Chamber member companies to date have offered around 450 places under the scheme, almost 25% of the total available.
“We are delighted to see the successful roll-out of GBAYES and its adoption by many of our members so far,” Wong added. “Giving Hong Kong’s next generation of professionals such a great start to their careers will benefit not only the new graduates, but also the whole business community in Hong Kong.”
Outsized Impact of Youth Unemployment
Youth unemployment has a negative impact not only on the young people directly affected, but also on wider society. Hong Kong’s youth unemployment rate reached 19.7% for those aged 20-24 between August and October 2020.
The growth in the youth unemployment rate in the past year is not a surprise, as at times of crisis it is usually young people who are first to lose their jobs.

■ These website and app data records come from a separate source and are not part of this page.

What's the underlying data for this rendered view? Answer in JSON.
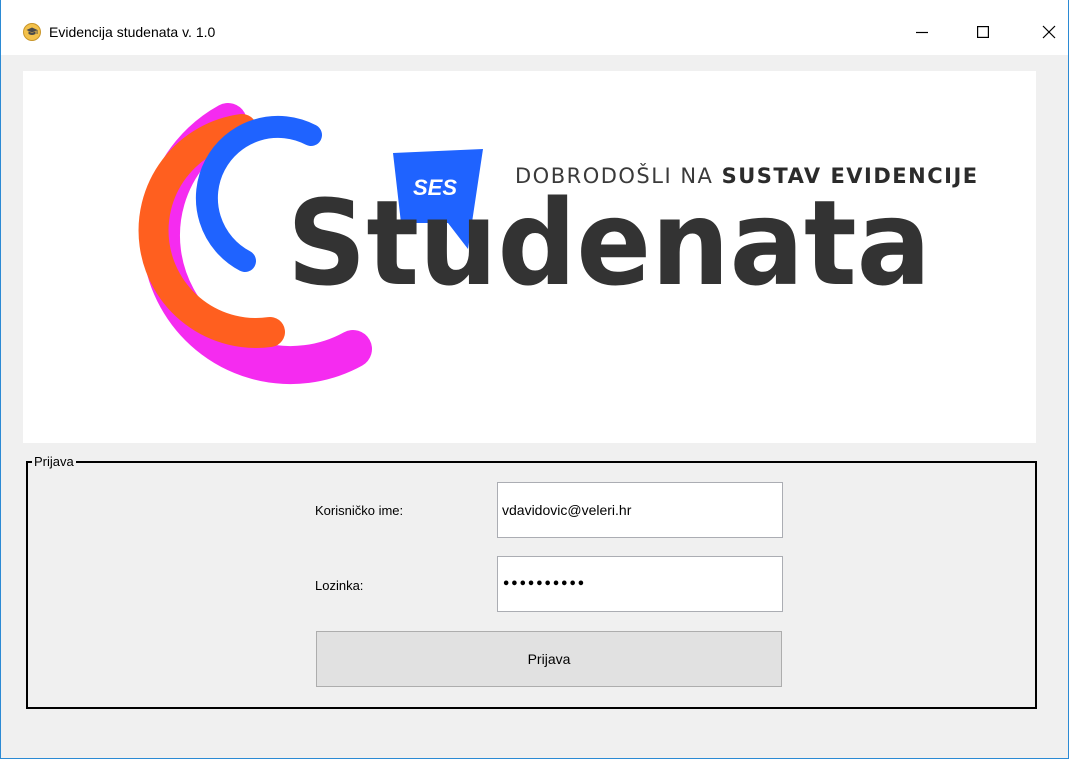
{
  "window": {
    "title": "Evidencija studenata v. 1.0",
    "controls": {
      "minimize_icon": "minimize-icon",
      "maximize_icon": "maximize-icon",
      "close_icon": "close-icon"
    }
  },
  "banner": {
    "badge": "SES",
    "welcome_prefix": "DOBRODOŠLI NA ",
    "welcome_bold": "SUSTAV EVIDENCIJE",
    "wordmark": "Studenata",
    "colors": {
      "magenta": "#f52bf0",
      "orange": "#ff5f1f",
      "blue": "#1f63ff",
      "text": "#333333"
    }
  },
  "login": {
    "group_title": "Prijava",
    "username_label": "Korisničko ime:",
    "username_value": "vdavidovic@veleri.hr",
    "password_label": "Lozinka:",
    "password_value": "••••••••••",
    "submit_label": "Prijava"
  }
}
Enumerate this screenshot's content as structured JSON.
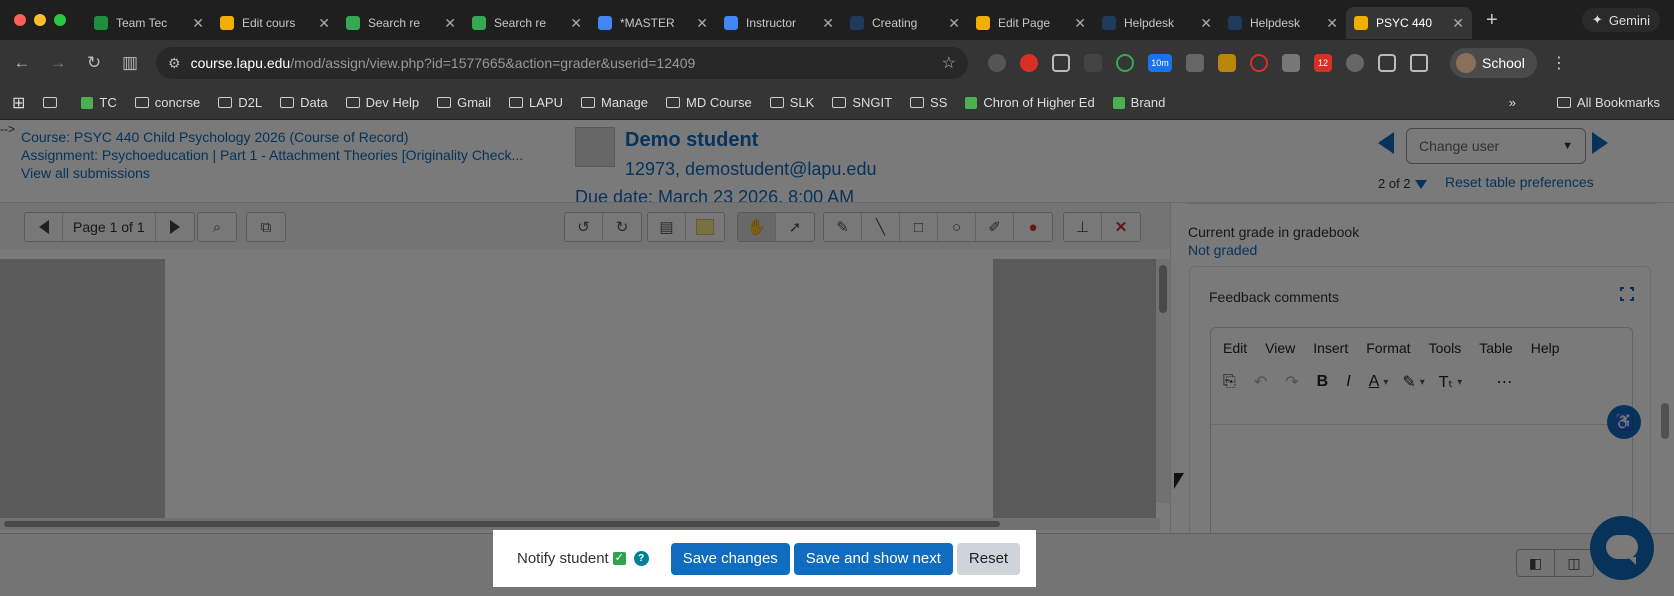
{
  "browser": {
    "tabs": [
      {
        "title": "Team Tec",
        "favicon_color": "#1e8e3e",
        "active": false
      },
      {
        "title": "Edit cours",
        "favicon_color": "#f1b000",
        "active": false
      },
      {
        "title": "Search re",
        "favicon_color": "#34a853",
        "active": false
      },
      {
        "title": "Search re",
        "favicon_color": "#34a853",
        "active": false
      },
      {
        "title": "*MASTER",
        "favicon_color": "#4285f4",
        "active": false
      },
      {
        "title": "Instructor",
        "favicon_color": "#4285f4",
        "active": false
      },
      {
        "title": "Creating",
        "favicon_color": "#203a5c",
        "active": false
      },
      {
        "title": "Edit Page",
        "favicon_color": "#f1b000",
        "active": false
      },
      {
        "title": "Helpdesk",
        "favicon_color": "#203a5c",
        "active": false
      },
      {
        "title": "Helpdesk",
        "favicon_color": "#203a5c",
        "active": false
      },
      {
        "title": "PSYC 440",
        "favicon_color": "#f1b000",
        "active": true
      }
    ],
    "gemini_label": "Gemini",
    "url_domain": "course.lapu.edu",
    "url_path": "/mod/assign/view.php?id=1577665&action=grader&userid=12409",
    "profile_label": "School",
    "extension_badge_calendar": "10m",
    "extension_badge_count": "12",
    "bookmarks": [
      {
        "label": "",
        "kind": "folder"
      },
      {
        "label": "TC",
        "kind": "item"
      },
      {
        "label": "concrse",
        "kind": "folder"
      },
      {
        "label": "D2L",
        "kind": "folder"
      },
      {
        "label": "Data",
        "kind": "folder"
      },
      {
        "label": "Dev Help",
        "kind": "folder"
      },
      {
        "label": "Gmail",
        "kind": "folder"
      },
      {
        "label": "LAPU",
        "kind": "folder"
      },
      {
        "label": "Manage",
        "kind": "folder"
      },
      {
        "label": "MD Course",
        "kind": "folder"
      },
      {
        "label": "SLK",
        "kind": "folder"
      },
      {
        "label": "SNGIT",
        "kind": "folder"
      },
      {
        "label": "SS",
        "kind": "folder"
      },
      {
        "label": "Chron of Higher Ed",
        "kind": "item"
      },
      {
        "label": "Brand",
        "kind": "item"
      }
    ],
    "all_bookmarks_label": "All Bookmarks"
  },
  "header": {
    "stray_text": "-->",
    "course_link": "Course: PSYC 440 Child Psychology 2026 (Course of Record)",
    "assignment_link": "Assignment: Psychoeducation | Part 1 - Attachment Theories [Originality Check...",
    "view_all_link": "View all submissions",
    "student_name": "Demo student",
    "student_id_email": "12973, demostudent@lapu.edu",
    "due_date": "Due date: March 23 2026, 8:00 AM",
    "change_user_placeholder": "Change user",
    "user_count": "2 of 2",
    "reset_table_prefs": "Reset table preferences"
  },
  "pdf_toolbar": {
    "page_label": "Page 1 of 1"
  },
  "grading_panel": {
    "current_grade_label": "Current grade in gradebook",
    "current_grade_value": "Not graded",
    "feedback_title": "Feedback comments",
    "editor_menus": [
      "Edit",
      "View",
      "Insert",
      "Format",
      "Tools",
      "Table",
      "Help"
    ]
  },
  "actions": {
    "notify_label": "Notify student",
    "notify_checked": true,
    "save_changes": "Save changes",
    "save_and_next": "Save and show next",
    "reset": "Reset"
  },
  "colors": {
    "link_blue": "#0f6cbf",
    "overlay": "rgba(0,0,0,0.52)",
    "secondary_button": "#ced4da",
    "help_icon": "#008196"
  }
}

In addition, more young people tend to work in the sectors that have been hardest hit by the Covid-19 pandemic, like tourism and hospitality, and in jobs where working from home is not an option.
For the young people affected, a period of youth employment can have an outsized impact, including lower earning potential throughout the rest of their lives, health problems and unhappiness. Young people are also less likely to have money saved for emergencies, meaning they are more likely to fall into debt and suffer from longer term financial problems.
According to a 2020 report by U.S. non-profit Mercy Corps: “If left unchecked, youth unemployment can have serious social repercussions, because unemployed youth tend to feel left out, leading to social exclusion, anxiety and a lack of hope for the future.”
Schemes to help young people into work therefore are crucial to help Hong Kong’s young people to find satisfying jobs and financial stability, and also to underpin the city’s social harmony and continuing prosperity.
GBAYES at a Glance
2,000: total places available
700: places allocated to innovation and technology
HK$10,000: monthly subsidy provided by the HKSAR Government
HK$18,000: minimum monthly salary to be paid to graduates
2019-2021: graduating years for eligible participants
18 months: length of scheme
Open to businesses that have operations in both Hong Kong and Mainland GBA cities
Graduates should start work before 31 August 2021